While I still write on loose sheets of paper and yellow pads, I’ve lately been trying to keep my poems and other writing ideas in notebooks. I keep different kinds of notebooks, but that sounds more organized than it is. Most of them are a jumble of all kinds of written things. I have one notebook just for words and phrases I like. It’s a journalist’s notebook with unlined pages that a reporter-friend gave to me.
And here is the poem that grew partially from these questions:
Each night, I take my patches, blocks, and scraps
of fabric from the basket by the chair;
my thimble, thread, and needle comfort me.
I lay my stitches down and troubles fall
away. Before too long, I'm breathing with
the rhythm of my quilting -- listening

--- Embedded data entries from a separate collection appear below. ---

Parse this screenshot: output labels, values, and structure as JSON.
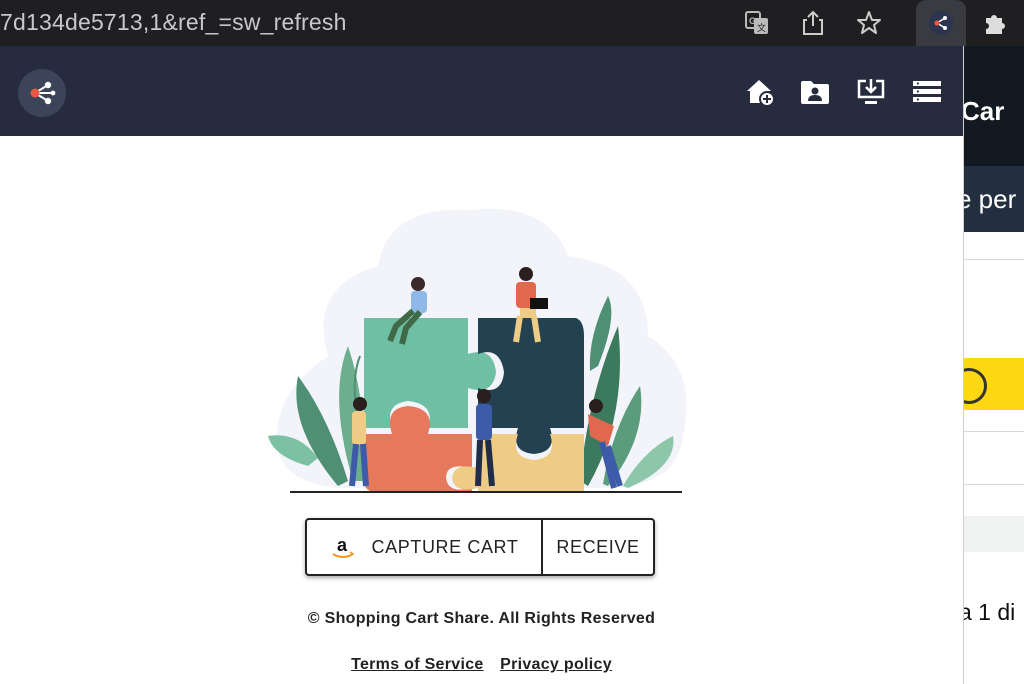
{
  "browser": {
    "url_fragment": "7d134de5713,1&ref_=sw_refresh",
    "icons": [
      "translate-icon",
      "share-icon",
      "star-icon",
      "extension-share-icon",
      "puzzle-icon"
    ]
  },
  "background_page": {
    "brand_fragment": "Car",
    "banner_fragment": "e per",
    "text_fragment": "a 1 di"
  },
  "popup": {
    "header": {
      "logo_icon": "share-nodes-icon",
      "actions": [
        {
          "icon": "home-add-icon"
        },
        {
          "icon": "folder-user-icon"
        },
        {
          "icon": "download-icon"
        },
        {
          "icon": "list-icon"
        }
      ]
    },
    "illustration": "puzzle-team-illustration",
    "buttons": {
      "capture_label": "CAPTURE CART",
      "receive_label": "RECEIVE"
    },
    "footer": {
      "copyright": "© Shopping Cart Share. All Rights Reserved",
      "terms": "Terms of Service",
      "privacy": "Privacy policy"
    }
  },
  "colors": {
    "header_bg": "#262c3d",
    "accent_red": "#e8573f",
    "puzzle_green": "#6fbfa5",
    "puzzle_navy": "#234150",
    "puzzle_coral": "#e6785c",
    "puzzle_yellow": "#efcc86"
  }
}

wide with every fiber of my soul:
the praise songs of my people; voices
of my kin; drumbeats of my motherland form
the threads that weave the fabric of my life.

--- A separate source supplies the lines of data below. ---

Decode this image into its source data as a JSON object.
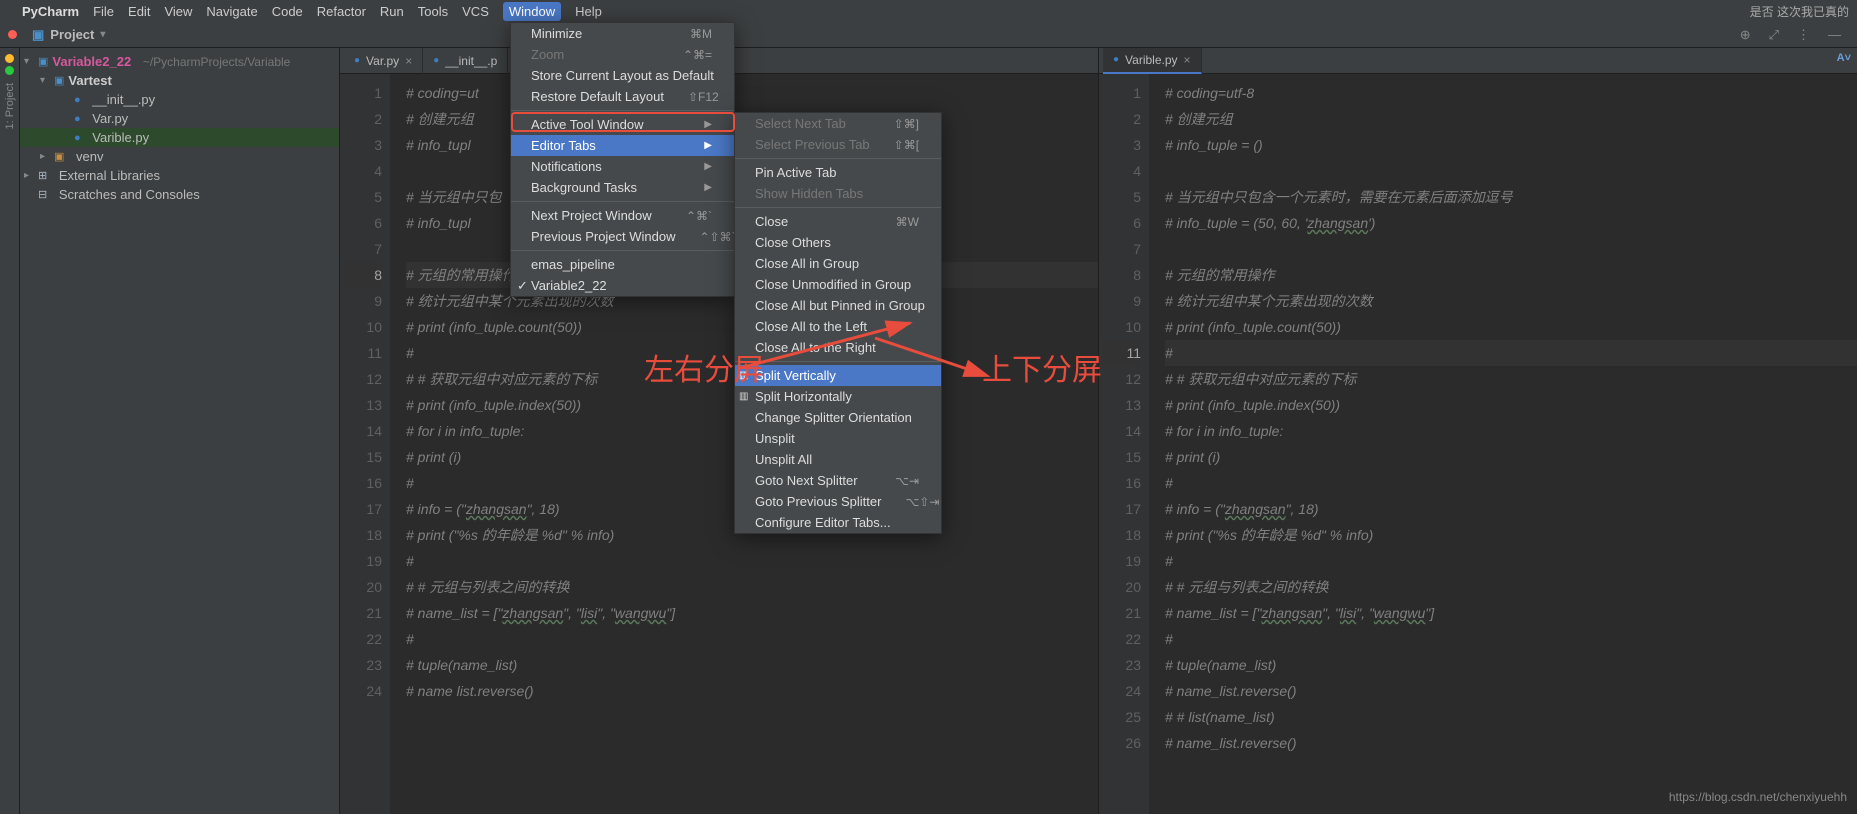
{
  "menubar": {
    "apple": "",
    "app": "PyCharm",
    "items": [
      "File",
      "Edit",
      "View",
      "Navigate",
      "Code",
      "Refactor",
      "Run",
      "Tools",
      "VCS",
      "Window",
      "Help"
    ],
    "active_index": 9,
    "right_text": "是否 这次我已真的"
  },
  "topbar": {
    "project_label": "Project",
    "icons": [
      "⊕",
      "⤢",
      "⋮",
      "—"
    ]
  },
  "tree": {
    "root": {
      "name": "Variable2_22",
      "path": "~/PycharmProjects/Variable"
    },
    "vartest": "Vartest",
    "files": [
      "__init__.py",
      "Var.py",
      "Varible.py"
    ],
    "venv": "venv",
    "ext": "External Libraries",
    "scratch": "Scratches and Consoles",
    "rail_label": "1: Project"
  },
  "left_pane": {
    "tabs": [
      {
        "name": "Var.py",
        "active": false
      },
      {
        "name": "__init__.p",
        "active": false
      }
    ],
    "lines": [
      "# coding=ut",
      "# 创建元组",
      "# info_tupl",
      "",
      "# 当元组中只包",
      "# info_tupl",
      "",
      "#  元组的常用操作",
      "#  统计元组中某个元素出现的次数",
      "# print (info_tuple.count(50))",
      "#",
      "# #  获取元组中对应元素的下标",
      "# print (info_tuple.index(50))",
      "# for i in info_tuple:",
      "#     print (i)",
      "#",
      "# info = (\"zhangsan\", 18)",
      "# print (\"%s 的年龄是 %d\" % info)",
      "#",
      "# #  元组与列表之间的转换",
      "# name_list = [\"zhangsan\", \"lisi\", \"wangwu\"]",
      "#",
      "# tuple(name_list)",
      "# name list.reverse()"
    ],
    "current_line": 8
  },
  "right_pane": {
    "tabs": [
      {
        "name": "Varible.py",
        "active": true
      }
    ],
    "lines": [
      "# coding=utf-8",
      "# 创建元组",
      "# info_tuple = ()",
      "",
      "# 当元组中只包含一个元素时，需要在元素后面添加逗号",
      "# info_tuple = (50, 60, 'zhangsan')",
      "",
      "#  元组的常用操作",
      "#  统计元组中某个元素出现的次数",
      "# print (info_tuple.count(50))",
      "#",
      "# #  获取元组中对应元素的下标",
      "# print (info_tuple.index(50))",
      "# for i in info_tuple:",
      "#     print (i)",
      "#",
      "# info = (\"zhangsan\", 18)",
      "# print (\"%s 的年龄是 %d\" % info)",
      "#",
      "# #  元组与列表之间的转换",
      "# name_list = [\"zhangsan\", \"lisi\", \"wangwu\"]",
      "#",
      "# tuple(name_list)",
      "# name_list.reverse()",
      "# # list(name_list)",
      "# name_list.reverse()"
    ],
    "current_line": 11
  },
  "window_menu": {
    "items": [
      {
        "label": "Minimize",
        "shortcut": "⌘M"
      },
      {
        "label": "Zoom",
        "shortcut": "⌃⌘=",
        "dis": true
      },
      {
        "label": "Store Current Layout as Default"
      },
      {
        "label": "Restore Default Layout",
        "shortcut": "⇧F12"
      },
      {
        "sep": true
      },
      {
        "label": "Active Tool Window",
        "arrow": true
      },
      {
        "label": "Editor Tabs",
        "arrow": true,
        "sel": true
      },
      {
        "label": "Notifications",
        "arrow": true
      },
      {
        "label": "Background Tasks",
        "arrow": true
      },
      {
        "sep": true
      },
      {
        "label": "Next Project Window",
        "shortcut": "⌃⌘`"
      },
      {
        "label": "Previous Project Window",
        "shortcut": "⌃⇧⌘`"
      },
      {
        "sep": true
      },
      {
        "label": "emas_pipeline"
      },
      {
        "label": "Variable2_22",
        "checked": true
      }
    ]
  },
  "editor_tabs_menu": {
    "items": [
      {
        "label": "Select Next Tab",
        "shortcut": "⇧⌘]",
        "dis": true
      },
      {
        "label": "Select Previous Tab",
        "shortcut": "⇧⌘[",
        "dis": true
      },
      {
        "sep": true
      },
      {
        "label": "Pin Active Tab"
      },
      {
        "label": "Show Hidden Tabs",
        "dis": true
      },
      {
        "sep": true
      },
      {
        "label": "Close",
        "shortcut": "⌘W"
      },
      {
        "label": "Close Others"
      },
      {
        "label": "Close All in Group"
      },
      {
        "label": "Close Unmodified in Group"
      },
      {
        "label": "Close All but Pinned in Group"
      },
      {
        "label": "Close All to the Left"
      },
      {
        "label": "Close All to the Right"
      },
      {
        "sep": true
      },
      {
        "label": "Split Vertically",
        "sel": true,
        "icon": true
      },
      {
        "label": "Split Horizontally",
        "icon": true
      },
      {
        "label": "Change Splitter Orientation"
      },
      {
        "label": "Unsplit"
      },
      {
        "label": "Unsplit All"
      },
      {
        "label": "Goto Next Splitter",
        "shortcut": "⌥⇥"
      },
      {
        "label": "Goto Previous Splitter",
        "shortcut": "⌥⇧⇥"
      },
      {
        "label": "Configure Editor Tabs..."
      }
    ]
  },
  "annotations": {
    "left": "左右分屏",
    "right": "上下分屏"
  },
  "watermark": "https://blog.csdn.net/chenxiyuehh"
}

I strongly believe one creative endeavor feeds another, and this definitely held true while I was working my quilt and the poems for I LAY MY STITCHES DOWN. I'd go back and forth between sewing and writing. Then when I needed to know some historical fact, I'd go off to the library to do a little research on basket-making or blacksmithing or the North Star or whatever. It was so much fun, I've decided to make a quilt for each book I write!
Ask and list 50 questions about the object before writing!
Then begin. You will know the object intimately by this time -- it will turn into a beautiful poem.
Cynthia has generously offered a signed copy of I LAY MY STITCHES DOWN: POEMS OF AMERICAN SLAVERY to one commenter on this post. Please leave your comment by Sunday, October 11 to be entered into this drawing.